Ferrari’s Charles Leclerc has compared the porpoising many teams experienced during testing in Barcelona to “turbulence” in an aircraft, while team-mate Carlos Sainz believes that many in the paddock “underestimated” the issues the new technical regulations might present.
Leclerc topped the timesheets on day two of testing in Spain last week, putting 78 laps on the board.
However, the day’s running was not as smooth as it would appear, and a slow-motion shot shoed the Monegasque’s head wobbling as the car bounced off the ground down the straight; the 24-year-old found it a rather nauseating experience.
“It feels like turbulence in an airplane going up and down the whole straight,” he said, quoted by Motorsport.com.
“I can’t say it feels good.

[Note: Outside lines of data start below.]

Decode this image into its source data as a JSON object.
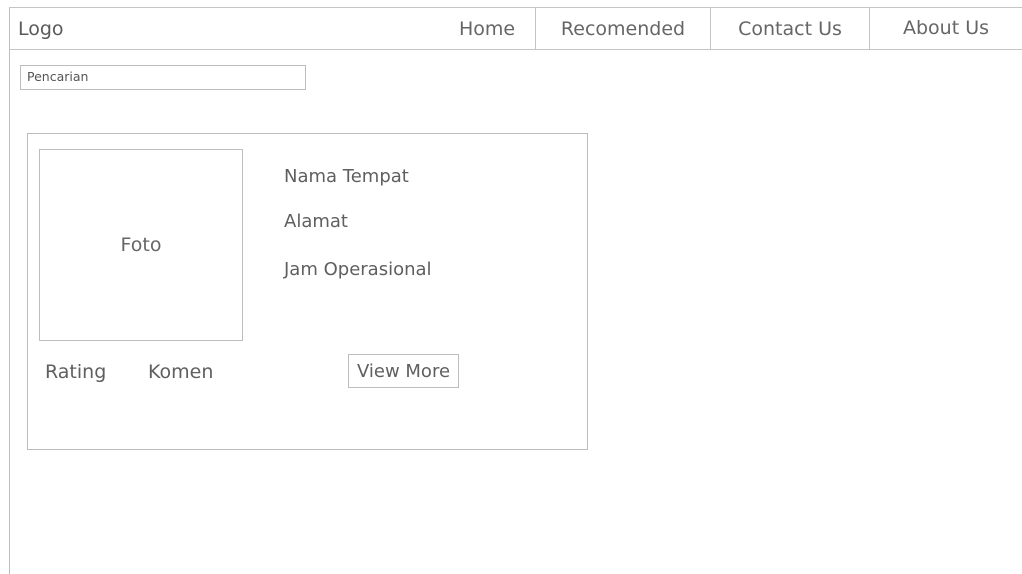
{
  "header": {
    "logo": "Logo",
    "nav": {
      "home": "Home",
      "recomended": "Recomended",
      "contact": "Contact Us",
      "about": "About Us"
    }
  },
  "search": {
    "placeholder": "Pencarian"
  },
  "card": {
    "photo_label": "Foto",
    "name": "Nama Tempat",
    "address": "Alamat",
    "hours": "Jam Operasional",
    "rating_label": "Rating",
    "comment_label": "Komen",
    "view_more_label": "View More"
  }
}
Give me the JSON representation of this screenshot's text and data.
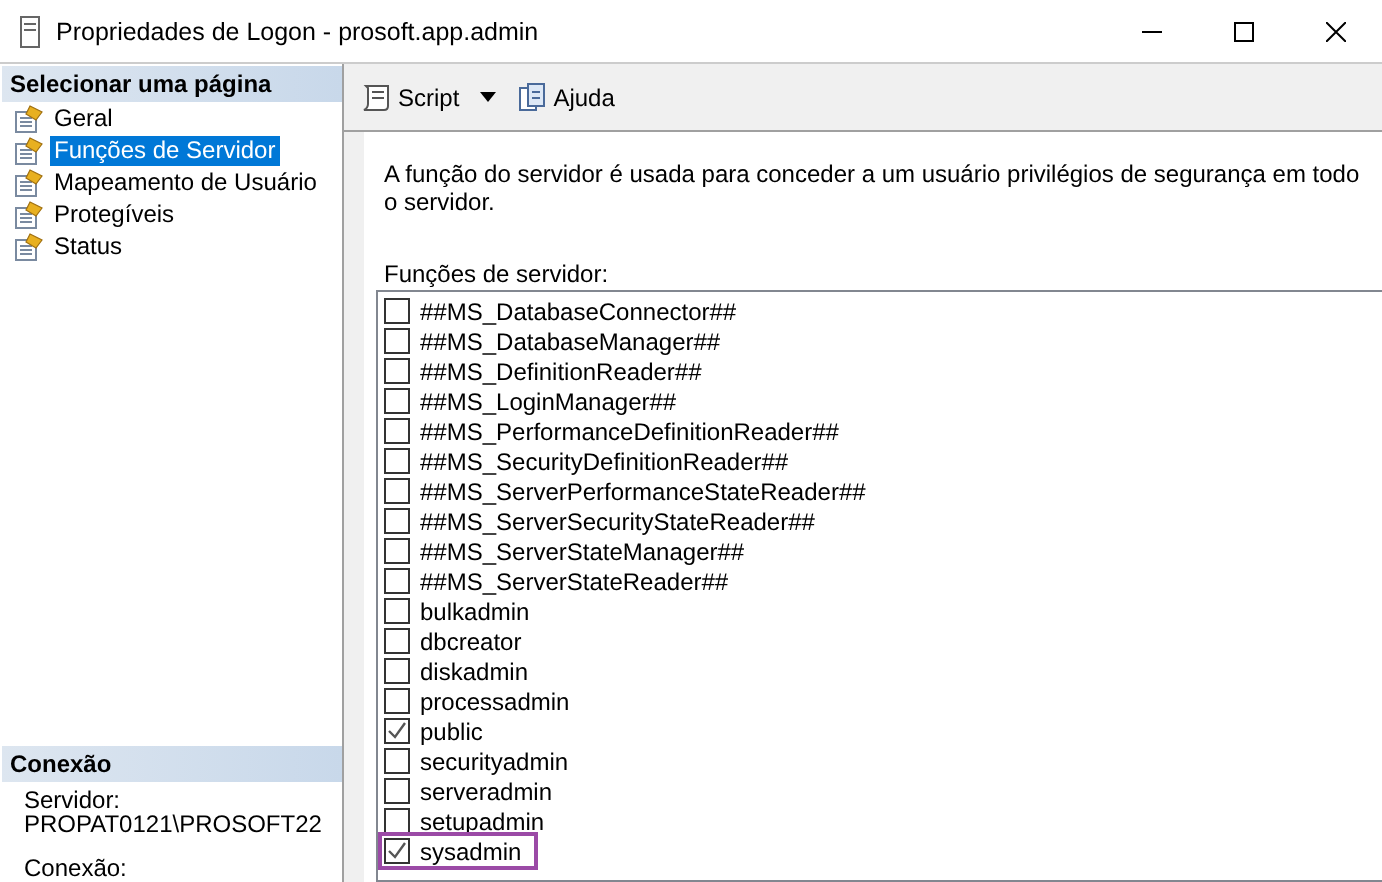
{
  "window": {
    "title": "Propriedades de Logon - prosoft.app.admin"
  },
  "sidebar": {
    "header": "Selecionar uma página",
    "items": [
      {
        "label": "Geral",
        "selected": false
      },
      {
        "label": "Funções de Servidor",
        "selected": true
      },
      {
        "label": "Mapeamento de Usuário",
        "selected": false
      },
      {
        "label": "Protegíveis",
        "selected": false
      },
      {
        "label": "Status",
        "selected": false
      }
    ]
  },
  "connection": {
    "header": "Conexão",
    "fields": [
      {
        "label": "Servidor:",
        "value": "PROPAT0121\\PROSOFT22"
      },
      {
        "label": "Conexão:"
      }
    ]
  },
  "toolbar": {
    "script": "Script",
    "help": "Ajuda"
  },
  "description": "A função do servidor é usada para conceder a um usuário privilégios de segurança em todo o servidor.",
  "roles_label": "Funções de servidor:",
  "roles": [
    {
      "name": "##MS_DatabaseConnector##",
      "checked": false,
      "highlighted": false
    },
    {
      "name": "##MS_DatabaseManager##",
      "checked": false,
      "highlighted": false
    },
    {
      "name": "##MS_DefinitionReader##",
      "checked": false,
      "highlighted": false
    },
    {
      "name": "##MS_LoginManager##",
      "checked": false,
      "highlighted": false
    },
    {
      "name": "##MS_PerformanceDefinitionReader##",
      "checked": false,
      "highlighted": false
    },
    {
      "name": "##MS_SecurityDefinitionReader##",
      "checked": false,
      "highlighted": false
    },
    {
      "name": "##MS_ServerPerformanceStateReader##",
      "checked": false,
      "highlighted": false
    },
    {
      "name": "##MS_ServerSecurityStateReader##",
      "checked": false,
      "highlighted": false
    },
    {
      "name": "##MS_ServerStateManager##",
      "checked": false,
      "highlighted": false
    },
    {
      "name": "##MS_ServerStateReader##",
      "checked": false,
      "highlighted": false
    },
    {
      "name": "bulkadmin",
      "checked": false,
      "highlighted": false
    },
    {
      "name": "dbcreator",
      "checked": false,
      "highlighted": false
    },
    {
      "name": "diskadmin",
      "checked": false,
      "highlighted": false
    },
    {
      "name": "processadmin",
      "checked": false,
      "highlighted": false
    },
    {
      "name": "public",
      "checked": true,
      "highlighted": false
    },
    {
      "name": "securityadmin",
      "checked": false,
      "highlighted": false
    },
    {
      "name": "serveradmin",
      "checked": false,
      "highlighted": false
    },
    {
      "name": "setupadmin",
      "checked": false,
      "highlighted": false
    },
    {
      "name": "sysadmin",
      "checked": true,
      "highlighted": true
    }
  ]
}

It makes you a bit sick, but it is okay.”
His team-mate Carlos Sainz added that the porpoising issue can be more aggravated depending on setup, and it is an aspect of the car that the team will have to burnish.
“It depends on the set-up you drive and whether you use DRS or not,” he explained.
“So it’s a whole new world and understanding that we’re getting into because it looks like that could be a theme for this year.
“I think most of us at least underestimated the problem.”
Team principal Mattia Binotto maintains that the Scuderia are dealing with the issue, and have already managed to lessen the porpoising effect the new technical regulations seem to be having on the cars.
“On the bouncing, I think it was an issue but it’s not any more,” he told reporters.
Mercedes driver George Russell sees the popoising as a “safety issue.”
“It’s not very pleasant. From what I’ve seen from other teams, that would be a safety issue and it has to be solved one way or another,” he said.
However, he has faith that his team of engineers and mechanics can work their way around it.
“There are a lot of intelligent people in this field and I’m sure that sooner or later everyone will get the problem under control,” added the 24-year-old.
The teams will likely be making alterations to the cars before they head to Bahrain for the second and final test to evaluate whether they have solved the turbulence problem.